Figure 1.

Merits of the ask-the-expert service for the inquirers.

Since inquiries covered a wide spectrum of topics and often contained very specific and sometimes (possibly due to the relative online anonymity) even sensitive issues, an expert panel should be adequately staffed and integrate appropriate professions and disciplines (6, 8, 16, 21, 34).

From an economic point of view, having inquiries answered by experts consumes valuable resources: reading and understanding a “typical” inquiry and providing the answer demands ∼15 minutes from an expert and thereby costs ∼25€ per inquiry (technical costs not included in this estimate) (21, 22). Therefore, limitation for inquiries needing sophisticated answers seems necessary. The prescreening and filtering of inquiries by well-trained medical staff and/or sorting via detailed web forms (the user fills in the form to pre-describe the content in detail when the inquiry is submitted) might help to prevent experts' overload and save money (1, 2, 8, 22). One might conclude that the benefits may not outweigh the costs since only a minority of the web site visitors used the service. In our scenario, its realization was possible due to the funding by the German Competence Network Rheumatology and the experts' assignment without reimbursement for their work. Brockes et al reported that the introduction of a service fee resulted in a decrease in requests, while at the same time a greater number of older people used the service and asked more complex questions (18). The provision of tax-free services seems more reasonable since this might ensure inquiries from all ages and socioeconomic groups. In addition, financing options (e.g., by health insurances, grants) and the cost-effectiveness of the services should be further evaluated, and provision might be reserved to community-based, well-funded, and/or commercial web sites (6, 22).

Our study has several limitations. It is hampered by the fact that we do not know whether the identified topics reflect the concerns of all users or only a minority of users since only a small subgroup used the expert service. Numerous reasons for not sending inquiries to a web-based expert forum have been published (16). Furthermore, our data may not fully reflect the information needs of patients experiencing musculoskeletal conditions seen in rheumatology practices in different countries across the world. Further studies that address the users' satisfaction with the experts' answers and the service are necessary.
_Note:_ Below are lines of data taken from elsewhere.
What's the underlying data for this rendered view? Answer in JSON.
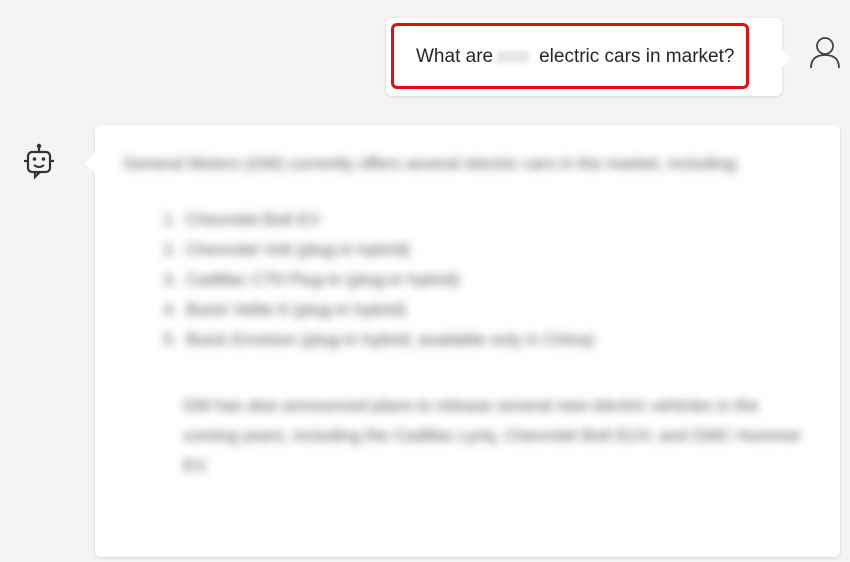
{
  "user_message": {
    "text_before": "What are",
    "text_after": "electric cars in market?",
    "highlight_color": "#e01010"
  },
  "icons": {
    "user": "user-icon",
    "bot": "bot-icon"
  },
  "bot_response": {
    "intro": "General Motors (GM) currently offers several electric cars in the market, including:",
    "items": [
      "Chevrolet Bolt EV",
      "Chevrolet Volt (plug-in hybrid)",
      "Cadillac CT6 Plug-In (plug-in hybrid)",
      "Buick Velite 6 (plug-in hybrid)",
      "Buick Envision (plug-in hybrid; available only in China)"
    ],
    "note": "GM has also announced plans to release several new electric vehicles in the coming years, including the Cadillac Lyriq, Chevrolet Bolt EUV, and GMC Hummer EV."
  }
}
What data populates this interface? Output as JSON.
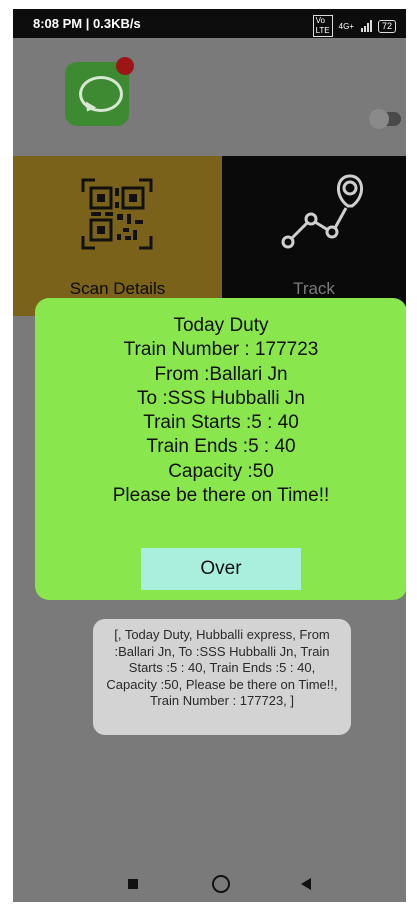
{
  "status_bar": {
    "time": "8:08 PM | 0.3KB/s",
    "battery": "72",
    "network": "4G+",
    "icons": [
      "volte-icon",
      "signal-icon",
      "battery-icon"
    ]
  },
  "tiles": [
    {
      "label": "Scan Details",
      "icon": "qr-code-icon"
    },
    {
      "label": "Track",
      "icon": "route-icon"
    }
  ],
  "dialog": {
    "lines": [
      "Today Duty",
      "Train Number : 177723",
      "From :Ballari Jn",
      "To :SSS Hubballi Jn",
      "Train Starts :5 : 40",
      "Train Ends :5 : 40",
      "Capacity :50",
      "Please be there on Time!!"
    ],
    "button_label": "Over"
  },
  "toast": {
    "text": "[, Today Duty,  Hubballi express, From :Ballari Jn,  To :SSS Hubballi Jn,  Train Starts :5 : 40,  Train Ends :5 : 40,  Capacity :50,  Please be there on Time!!,  Train Number : 177723, ]"
  },
  "colors": {
    "dialog_background": "#8ae64d",
    "button_background": "#aaeedd",
    "scan_tile": "#7a621a",
    "track_tile": "#0a0a0a",
    "dim_overlay": "#7a7a7a"
  },
  "nav_bar": [
    "recents-button",
    "home-button",
    "back-button"
  ]
}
Our coding criteria developed in this study are preliminary, and objectivity and generality need further validation.

In conclusion, our results offer valuable insights for the construction and maintenance of a medical web site; main aspects are summarized in Figure 2. The integration of an ask-the-expert service seems warranted given the number of inquiries containing personal histories that cannot be covered by standardized information on a medical web site, and given its function as a valuable feedback tool for the web site provider, thereby supporting the quality assurance process. Implementation of such interactive online applications might contribute to optimized patient care in the future.

Figure 2.

Examples of aspects that need to be remembered in the construction and maintenance of a web site and an ask-the-expert service. FAQ = frequently asked questions.


All authors were involved in drafting the article or revising it critically for important intellectual content, and all authors approved the final version to be submitted for publication. Dr. Richter had full access to all of the data in the study and takes responsibility for the integrity of the data and the accuracy of the data analysis.

Study conception and design. Richter, Becker, Schalis, Koch, Willers, Specker, Monser, Schneider.

Acquisition of data. Richter, Becker, Schalis, Koch, Willers, Specker, Monser, Schneider.

Analysis and interpretation of data. Richter, Becker, Schalis, Koch, Willers, Specker, Monser, Schneider.


We thank all participating ask-the-expert experts for providing answers to the patients' inquiries over the years without being reimbursed for their work.